DATA SECTION START

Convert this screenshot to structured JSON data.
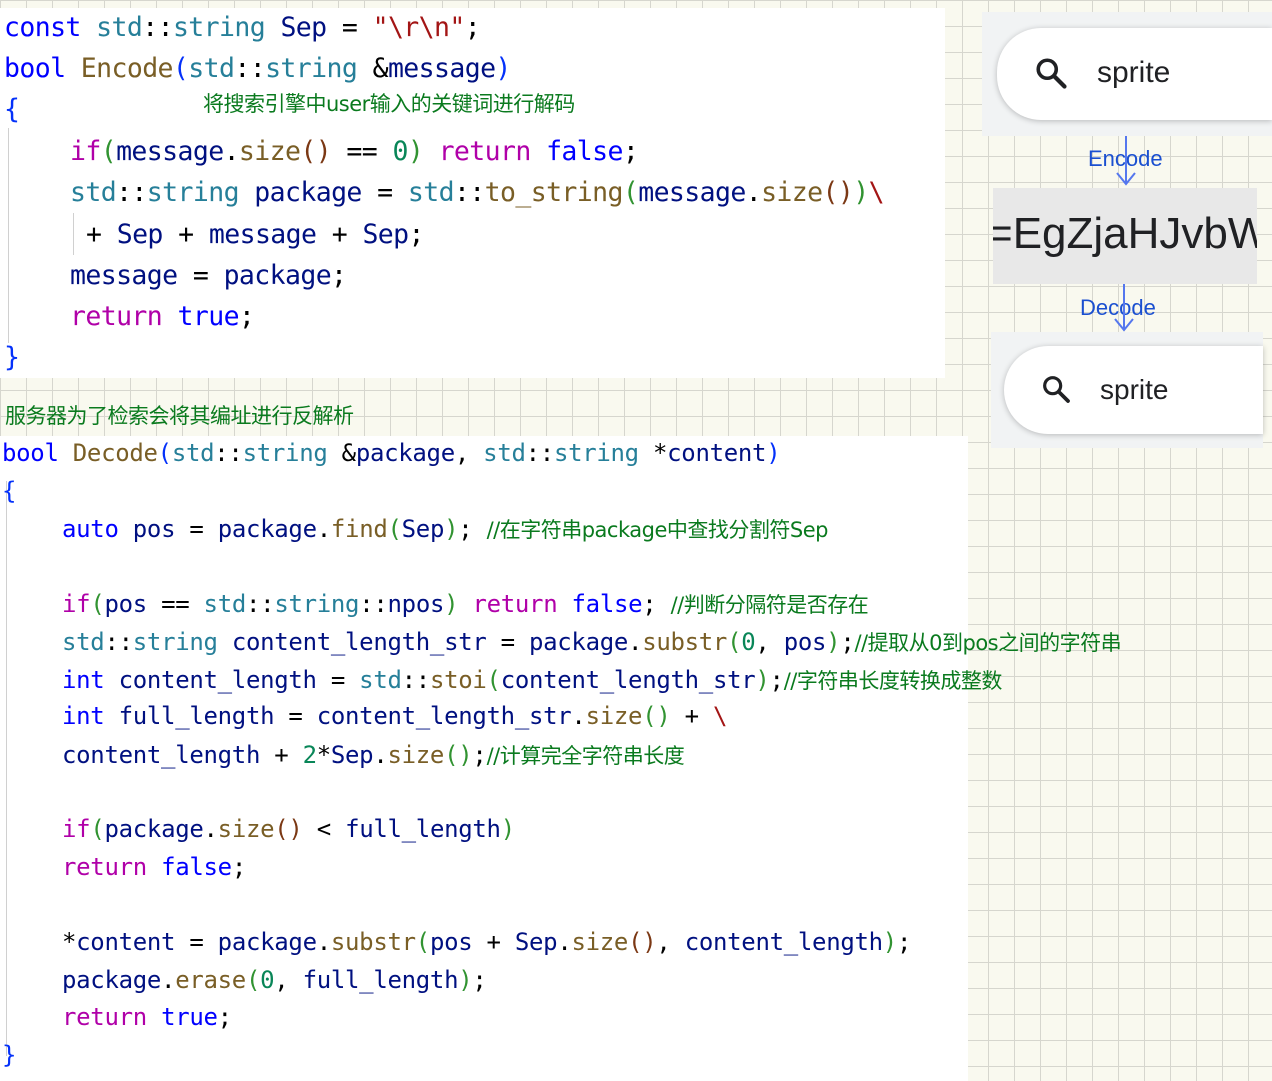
{
  "encode_panel": {
    "annotation": "将搜索引擎中user输入的关键词进行解码",
    "lines": [
      "const std::string Sep = \"\\r\\n\";",
      "bool Encode(std::string &message)",
      "{",
      "    if(message.size() == 0) return false;",
      "    std::string package = std::to_string(message.size())\\",
      "     + Sep + message + Sep;",
      "    message = package;",
      "    return true;",
      "}"
    ]
  },
  "decode_annotation": "服务器为了检索会将其编址进行反解析",
  "decode_panel": {
    "lines": [
      "bool Decode(std::string &package, std::string *content)",
      "{",
      "    auto pos = package.find(Sep);",
      "    if(pos == std::string::npos) return false;",
      "    std::string content_length_str = package.substr(0, pos);",
      "    int content_length = std::stoi(content_length_str);",
      "    int full_length = content_length_str.size() + \\",
      "    content_length + 2*Sep.size();",
      "    if(package.size() < full_length)",
      "    return false;",
      "    *content = package.substr(pos + Sep.size(), content_length);",
      "    package.erase(0, full_length);",
      "    return true;",
      "}"
    ],
    "comments": {
      "find": "//在字符串package中查找分割符Sep",
      "npos": "//判断分隔符是否存在",
      "substr": "//提取从0到pos之间的字符串",
      "stoi": "//字符串长度转换成整数",
      "full": "//计算完全字符串长度"
    }
  },
  "diagram": {
    "search_top": {
      "query": "sprite",
      "icon": "search-icon"
    },
    "encode_label": "Encode",
    "encoded_value": "=EgZjaHJvbW",
    "decode_label": "Decode",
    "search_bottom": {
      "query": "sprite",
      "icon": "search-icon"
    }
  },
  "colors": {
    "keyword": "#0000ff",
    "control": "#b000a8",
    "type": "#267f99",
    "function": "#795e26",
    "variable": "#001080",
    "string": "#a31515",
    "number": "#098658",
    "comment": "#0a7a1e",
    "arrow": "#5577ee"
  }
}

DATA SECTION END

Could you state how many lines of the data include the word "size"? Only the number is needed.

◆ REPLY: 6